Start of SUPPLIED RECORDS
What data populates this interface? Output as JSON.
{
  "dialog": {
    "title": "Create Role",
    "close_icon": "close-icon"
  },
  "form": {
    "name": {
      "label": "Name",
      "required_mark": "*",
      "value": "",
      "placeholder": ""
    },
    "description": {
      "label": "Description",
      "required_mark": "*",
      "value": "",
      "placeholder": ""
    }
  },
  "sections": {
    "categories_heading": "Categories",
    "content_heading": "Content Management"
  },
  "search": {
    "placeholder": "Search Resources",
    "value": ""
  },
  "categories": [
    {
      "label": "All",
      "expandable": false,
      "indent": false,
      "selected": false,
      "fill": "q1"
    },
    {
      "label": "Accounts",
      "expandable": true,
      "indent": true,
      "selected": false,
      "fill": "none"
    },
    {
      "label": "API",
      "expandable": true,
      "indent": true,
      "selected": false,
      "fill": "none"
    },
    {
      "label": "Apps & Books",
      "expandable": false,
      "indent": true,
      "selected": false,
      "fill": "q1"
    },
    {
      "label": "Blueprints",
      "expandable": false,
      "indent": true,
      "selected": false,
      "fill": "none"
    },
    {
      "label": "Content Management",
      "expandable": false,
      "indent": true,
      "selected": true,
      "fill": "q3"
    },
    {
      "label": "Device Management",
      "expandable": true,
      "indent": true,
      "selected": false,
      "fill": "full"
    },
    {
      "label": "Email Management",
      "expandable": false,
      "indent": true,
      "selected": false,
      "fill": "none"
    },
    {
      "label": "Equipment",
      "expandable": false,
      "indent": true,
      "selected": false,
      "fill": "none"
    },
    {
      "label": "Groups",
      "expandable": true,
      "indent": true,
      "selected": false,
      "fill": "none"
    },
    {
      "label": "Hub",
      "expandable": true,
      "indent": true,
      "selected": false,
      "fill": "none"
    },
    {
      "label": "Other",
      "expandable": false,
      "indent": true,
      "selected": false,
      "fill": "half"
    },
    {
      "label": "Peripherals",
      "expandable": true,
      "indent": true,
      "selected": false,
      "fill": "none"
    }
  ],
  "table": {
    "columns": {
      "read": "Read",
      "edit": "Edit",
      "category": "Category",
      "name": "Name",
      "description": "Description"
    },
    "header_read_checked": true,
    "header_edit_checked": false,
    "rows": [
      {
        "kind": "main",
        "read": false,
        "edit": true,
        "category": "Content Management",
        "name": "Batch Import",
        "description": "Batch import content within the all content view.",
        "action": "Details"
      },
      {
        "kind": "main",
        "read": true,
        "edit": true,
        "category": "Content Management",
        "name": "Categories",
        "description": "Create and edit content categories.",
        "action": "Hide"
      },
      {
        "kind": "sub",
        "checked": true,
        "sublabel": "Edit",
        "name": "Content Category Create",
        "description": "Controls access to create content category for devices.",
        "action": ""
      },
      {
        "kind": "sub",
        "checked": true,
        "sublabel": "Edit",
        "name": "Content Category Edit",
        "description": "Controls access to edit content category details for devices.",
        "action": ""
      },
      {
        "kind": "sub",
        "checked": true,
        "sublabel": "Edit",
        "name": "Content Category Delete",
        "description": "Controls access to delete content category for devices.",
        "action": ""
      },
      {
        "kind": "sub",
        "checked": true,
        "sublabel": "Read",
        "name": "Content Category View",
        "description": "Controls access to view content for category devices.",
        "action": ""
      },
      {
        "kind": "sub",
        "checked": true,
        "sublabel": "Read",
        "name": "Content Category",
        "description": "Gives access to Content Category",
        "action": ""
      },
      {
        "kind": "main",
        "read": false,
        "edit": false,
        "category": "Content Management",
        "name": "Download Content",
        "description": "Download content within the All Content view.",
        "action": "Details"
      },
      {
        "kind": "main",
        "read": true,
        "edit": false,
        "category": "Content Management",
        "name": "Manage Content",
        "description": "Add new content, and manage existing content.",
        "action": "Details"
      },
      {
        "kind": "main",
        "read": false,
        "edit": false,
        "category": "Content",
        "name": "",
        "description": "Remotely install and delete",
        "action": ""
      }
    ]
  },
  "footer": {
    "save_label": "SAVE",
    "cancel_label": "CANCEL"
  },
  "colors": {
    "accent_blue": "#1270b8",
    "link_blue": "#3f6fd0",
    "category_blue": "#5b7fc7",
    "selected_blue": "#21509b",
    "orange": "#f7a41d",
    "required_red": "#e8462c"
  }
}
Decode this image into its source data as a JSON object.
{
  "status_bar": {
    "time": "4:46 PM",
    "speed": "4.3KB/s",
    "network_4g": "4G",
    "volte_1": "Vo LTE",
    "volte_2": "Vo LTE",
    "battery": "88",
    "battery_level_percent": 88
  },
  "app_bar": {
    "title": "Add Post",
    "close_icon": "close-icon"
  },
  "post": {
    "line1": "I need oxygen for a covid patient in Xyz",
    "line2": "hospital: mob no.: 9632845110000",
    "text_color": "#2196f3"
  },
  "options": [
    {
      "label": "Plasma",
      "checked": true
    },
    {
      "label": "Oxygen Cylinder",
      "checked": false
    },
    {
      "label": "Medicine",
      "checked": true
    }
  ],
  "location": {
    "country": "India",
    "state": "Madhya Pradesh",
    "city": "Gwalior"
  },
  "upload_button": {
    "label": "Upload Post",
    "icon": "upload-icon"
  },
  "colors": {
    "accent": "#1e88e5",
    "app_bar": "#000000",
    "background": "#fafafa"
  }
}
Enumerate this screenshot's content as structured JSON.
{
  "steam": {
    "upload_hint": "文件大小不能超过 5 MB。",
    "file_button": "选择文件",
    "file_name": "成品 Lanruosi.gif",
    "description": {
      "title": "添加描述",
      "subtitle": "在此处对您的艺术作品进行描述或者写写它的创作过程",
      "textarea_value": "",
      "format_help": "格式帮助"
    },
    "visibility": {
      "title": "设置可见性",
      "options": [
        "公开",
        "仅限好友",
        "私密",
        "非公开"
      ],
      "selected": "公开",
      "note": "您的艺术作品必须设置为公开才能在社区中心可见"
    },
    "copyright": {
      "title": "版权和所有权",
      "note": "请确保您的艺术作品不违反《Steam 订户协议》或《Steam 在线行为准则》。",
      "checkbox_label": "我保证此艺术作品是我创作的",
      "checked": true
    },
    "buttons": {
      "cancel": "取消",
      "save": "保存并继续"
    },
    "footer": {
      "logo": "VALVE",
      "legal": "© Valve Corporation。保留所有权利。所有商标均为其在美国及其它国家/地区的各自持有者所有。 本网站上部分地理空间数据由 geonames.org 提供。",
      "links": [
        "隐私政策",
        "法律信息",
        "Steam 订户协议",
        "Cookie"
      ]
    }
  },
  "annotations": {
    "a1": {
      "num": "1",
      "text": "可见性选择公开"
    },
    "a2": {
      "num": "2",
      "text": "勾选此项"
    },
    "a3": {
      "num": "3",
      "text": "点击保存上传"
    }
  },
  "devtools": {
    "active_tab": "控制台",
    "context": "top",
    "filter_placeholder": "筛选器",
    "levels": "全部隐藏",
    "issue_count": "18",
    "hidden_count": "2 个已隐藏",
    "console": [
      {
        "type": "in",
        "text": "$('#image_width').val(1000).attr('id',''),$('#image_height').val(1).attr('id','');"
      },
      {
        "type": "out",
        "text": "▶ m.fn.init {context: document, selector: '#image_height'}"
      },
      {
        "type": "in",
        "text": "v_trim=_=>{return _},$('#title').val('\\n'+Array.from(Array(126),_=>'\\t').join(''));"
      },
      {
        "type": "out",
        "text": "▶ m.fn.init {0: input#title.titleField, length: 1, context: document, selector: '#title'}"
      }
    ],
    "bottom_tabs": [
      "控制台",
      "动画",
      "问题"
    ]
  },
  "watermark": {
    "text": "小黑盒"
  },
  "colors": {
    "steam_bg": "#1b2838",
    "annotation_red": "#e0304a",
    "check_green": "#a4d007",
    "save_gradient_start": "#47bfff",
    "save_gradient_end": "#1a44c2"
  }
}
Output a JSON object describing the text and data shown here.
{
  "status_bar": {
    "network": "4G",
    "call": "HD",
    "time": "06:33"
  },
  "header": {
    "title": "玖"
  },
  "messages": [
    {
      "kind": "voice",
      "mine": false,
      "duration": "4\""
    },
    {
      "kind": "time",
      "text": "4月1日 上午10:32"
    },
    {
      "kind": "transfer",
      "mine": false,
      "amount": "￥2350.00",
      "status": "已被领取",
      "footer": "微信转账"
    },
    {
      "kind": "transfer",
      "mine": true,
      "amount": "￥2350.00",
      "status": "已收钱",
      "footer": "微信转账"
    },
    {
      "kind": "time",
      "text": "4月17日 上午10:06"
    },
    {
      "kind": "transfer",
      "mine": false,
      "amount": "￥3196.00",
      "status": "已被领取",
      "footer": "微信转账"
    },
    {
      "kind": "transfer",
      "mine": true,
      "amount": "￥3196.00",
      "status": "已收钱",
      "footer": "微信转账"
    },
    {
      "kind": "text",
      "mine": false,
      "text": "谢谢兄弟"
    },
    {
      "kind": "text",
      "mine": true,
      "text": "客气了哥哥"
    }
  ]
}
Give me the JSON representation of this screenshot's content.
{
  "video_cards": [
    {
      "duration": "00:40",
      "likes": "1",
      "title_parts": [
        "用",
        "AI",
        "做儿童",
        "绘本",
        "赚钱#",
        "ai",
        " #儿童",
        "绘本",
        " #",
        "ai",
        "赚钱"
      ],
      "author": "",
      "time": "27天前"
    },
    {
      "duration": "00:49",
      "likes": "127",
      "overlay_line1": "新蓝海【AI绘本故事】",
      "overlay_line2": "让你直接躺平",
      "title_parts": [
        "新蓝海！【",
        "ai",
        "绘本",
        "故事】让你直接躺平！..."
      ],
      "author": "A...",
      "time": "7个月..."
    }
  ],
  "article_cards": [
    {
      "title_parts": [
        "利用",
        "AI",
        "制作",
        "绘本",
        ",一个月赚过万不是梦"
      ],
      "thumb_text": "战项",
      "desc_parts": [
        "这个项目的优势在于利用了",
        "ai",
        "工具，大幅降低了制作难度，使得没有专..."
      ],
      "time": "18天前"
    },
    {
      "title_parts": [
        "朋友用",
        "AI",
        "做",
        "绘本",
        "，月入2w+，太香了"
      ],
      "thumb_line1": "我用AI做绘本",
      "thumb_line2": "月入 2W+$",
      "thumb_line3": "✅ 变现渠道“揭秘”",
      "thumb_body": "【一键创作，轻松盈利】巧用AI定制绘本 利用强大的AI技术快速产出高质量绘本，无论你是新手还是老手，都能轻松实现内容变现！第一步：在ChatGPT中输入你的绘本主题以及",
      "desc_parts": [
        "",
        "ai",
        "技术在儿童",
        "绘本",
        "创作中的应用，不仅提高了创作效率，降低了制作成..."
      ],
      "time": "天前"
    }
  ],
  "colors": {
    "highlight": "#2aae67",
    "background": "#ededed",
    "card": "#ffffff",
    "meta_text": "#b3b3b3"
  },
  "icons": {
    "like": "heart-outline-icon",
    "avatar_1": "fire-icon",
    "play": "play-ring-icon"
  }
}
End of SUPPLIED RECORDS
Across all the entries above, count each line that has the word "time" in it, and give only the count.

» OUTPUT:
8